When Wilco plays Cincinnati this week,
the opening act will be a singer/songwriter and guitarist whose
textured, ethereal, slightly dazed and bluesy Rock sound is earning him
comparisons to The War on Drugs and Kurt Vile. He is Steve Gunn.
If you’re a Donkeys fan, you know the San
Diego quartet from its decade-plus history, three exemplary albums on
Dead Oceans and 2014 debut with new label Easy Sound Recording Co., Ride the Black Wave.
You know they haven’t had a lineup change since forming in 2004 and
that they’ve been nominated twice (winning once) for Best Rock Band at
the San Diego Music Awards.
Marc Cohn isn’t particularly prolific,
but when he lays hands on a piano or guitar, something extraordinary
happens. Witness the ubiquitous platinum success of “Walking in Memphis”
from Cohn’s eponymous 1991 debut, which earned him a Best New Artist
Grammy. Neither 1993’s The Rainy Season nor 1998’s Burning the Daze matched his debut’s immediacy, and it was nearly eight years before Cohn wrote new original music.
There is an odd circularity in the work
of Kevin Barnes. Back in 2005, of Montreal’s amazingly prolific and
profoundly talented frontman was pursuing an Electronic/AfroBeat
direction on The Sunlandic Twins and celebrating the arrival of
his daughter Alabee. Ten years and five albums later, Alabee is a
10-year-old tween and Barnes and his wife Nina are navigating the stormy
seas of separation and divorce.
Country/Americana group Wilder issue its debut EP with a Kentucky Derby-themed release party, Plastic Ants celebrate the vinyl release of their debut album, Ellery hosts a book launch party in honor of singer Tasha Golden's poetry collection and Automagik premiere a new single/video but delay planned EP release.
Chicago has given us many things over the
years. Awesome pizza. Billy Corgan. The Cubs, who will always do worse
than the Reds. And each winter a chance to look at the weather report

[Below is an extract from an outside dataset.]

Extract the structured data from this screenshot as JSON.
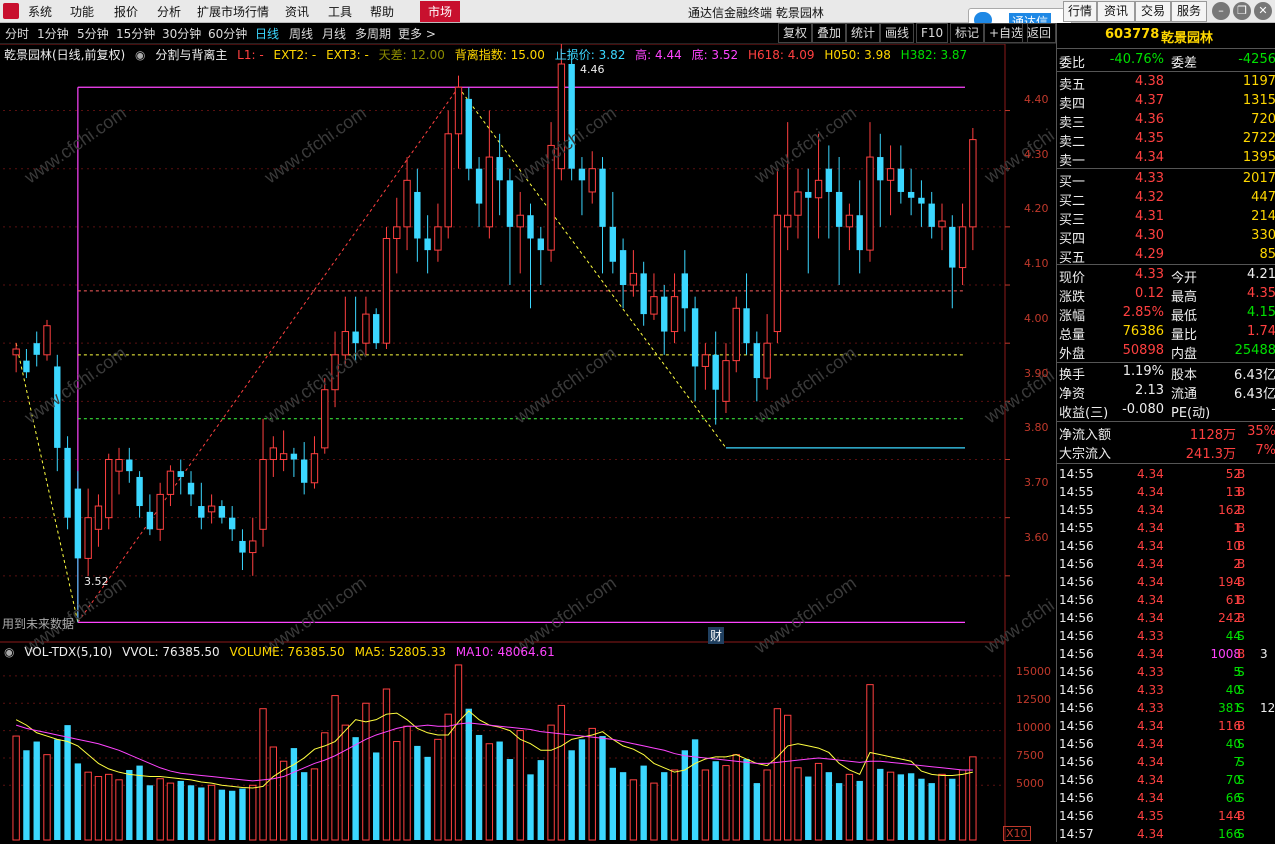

and not feel quite as downtrodden about “all the snow” that we get. Chicago’s greatest gift to the world, however, came in 1994 with the birth of a little band called Wilco.
The idea behind Jayme Stone’s all-star
group, Lomax Project, is so brilliant it leads one to wonder why no one
has thought of it before. Alan Lomax was the legendary song-catcher and
in-the-field recorder who went out into rural areas, wrong sides of the
tracks and the outskirts of America in the ’30s, ’40s and ’50s to
collect obscure ethnic Folk music. Lomax took along a portable
reel-to-reel tape recorder and captured the music of many unknown
artists who would go on to be recognized by the larger population.
Japanese music culture has always been
adept at absorbing Western musical forms and translating them into
familiar but distinctly new concepts. Shonen Knife may have begun as a
de facto Ramones tribute, but the band has grown into a unique sonic
entity that embraces all genres and reconfigures them into its own
singular sound. Given that, what can we make of Peelander-Z?
When I was getting into music as a
teenager, I took a genealogical approach to discovery. If I liked a
particular band, then presumably I’d like the bands its members had
played with previously or would play with subsequently. If you applied that same connective logic
to Nicki Bluhm & The Gramblers, you would a) experience a healthy
degree of corollary success, and b) collect a backbreaking amount of
material in a hurry.
Cincinnati area artists Ben Knight & the Welldiggers, Coconut Milk, Jane Decker and The Rubber Knife Gang celebrate new releases this week. Plus, Arnold's and Neltner Small Batch collaborate on a new local music compilation set for release on Record Store Day.